Presidents don’t get to choose their emergencies.
We do not know if the period we are about to enter under the presidency of Donald Trump will be as turbulent as the 1910s, the 1930s, the 1940s, or even the 1960s. But it is a safe bet that if such turbulence were to recur in our lifetimes, it would happen under conditions like those of today—a superpower under radical and volatile leadership, geopolitical rivalries, a populist revolt, and a fragile global economy.

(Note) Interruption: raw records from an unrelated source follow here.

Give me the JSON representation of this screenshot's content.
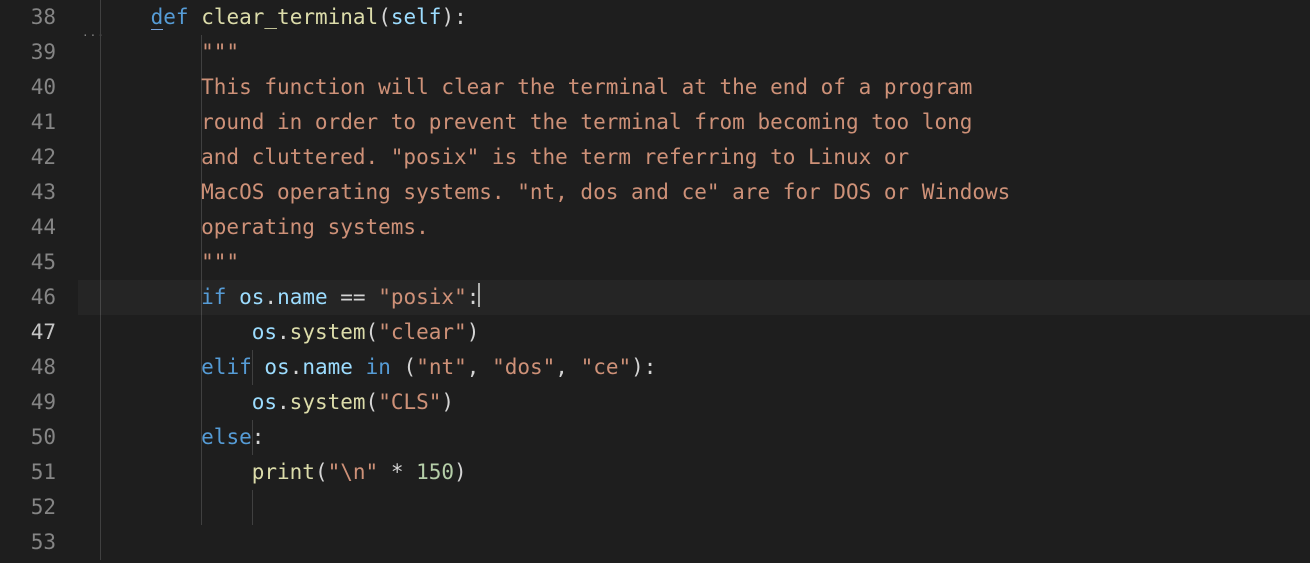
{
  "gutter": {
    "start": 38,
    "end": 53,
    "active": 47
  },
  "code": {
    "l38": {
      "indent": "        ",
      "kw": "def",
      "fn": "clear_terminal",
      "open": "(",
      "self": "self",
      "close": "):"
    },
    "l39_tok": "        \"\"\"",
    "l40_doc": "        This function will clear the terminal at the end of a program",
    "l41_doc": "        round in order to prevent the terminal from becoming too long",
    "l42_doc": "        and cluttered. \"posix\" is the term referring to Linux or",
    "l43_doc": "        MacOS operating systems. \"nt, dos and ce\" are for DOS or Windows",
    "l44_doc": "        operating systems.",
    "l45_tok": "        \"\"\"",
    "l47_if": "if",
    "l47_os": "os",
    "l47_name": "name",
    "l47_eq": " == ",
    "l47_str": "\"posix\"",
    "l48_os": "os",
    "l48_sys": "system",
    "l48_arg": "\"clear\"",
    "l49_elif": "elif",
    "l49_os": "os",
    "l49_name": "name",
    "l49_in": "in",
    "l49_s1": "\"nt\"",
    "l49_s2": "\"dos\"",
    "l49_s3": "\"ce\"",
    "l50_os": "os",
    "l50_sys": "system",
    "l50_arg": "\"CLS\"",
    "l51_else": "else",
    "l52_print": "print",
    "l52_str": "\"\\n\"",
    "l52_num": "150"
  },
  "dots_glyph": "···"
}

As we peer into that future, it makes little sense to talk of Trump’s foreign policy in terms of how it will cope with normal emergencies—North Korea testing an ICBM, the Islamic State attacking the United States, Venezuela collapsing, just to name a few. Yes, the National Security Council is disorganized. Yes, Trump is untested and impulsive. And, yes, chances are he will err, at least in the beginning. His team may learn from the experience, or they may not. But the real questions concern what unique crises they will face. What was previously unthinkable, but now plausible?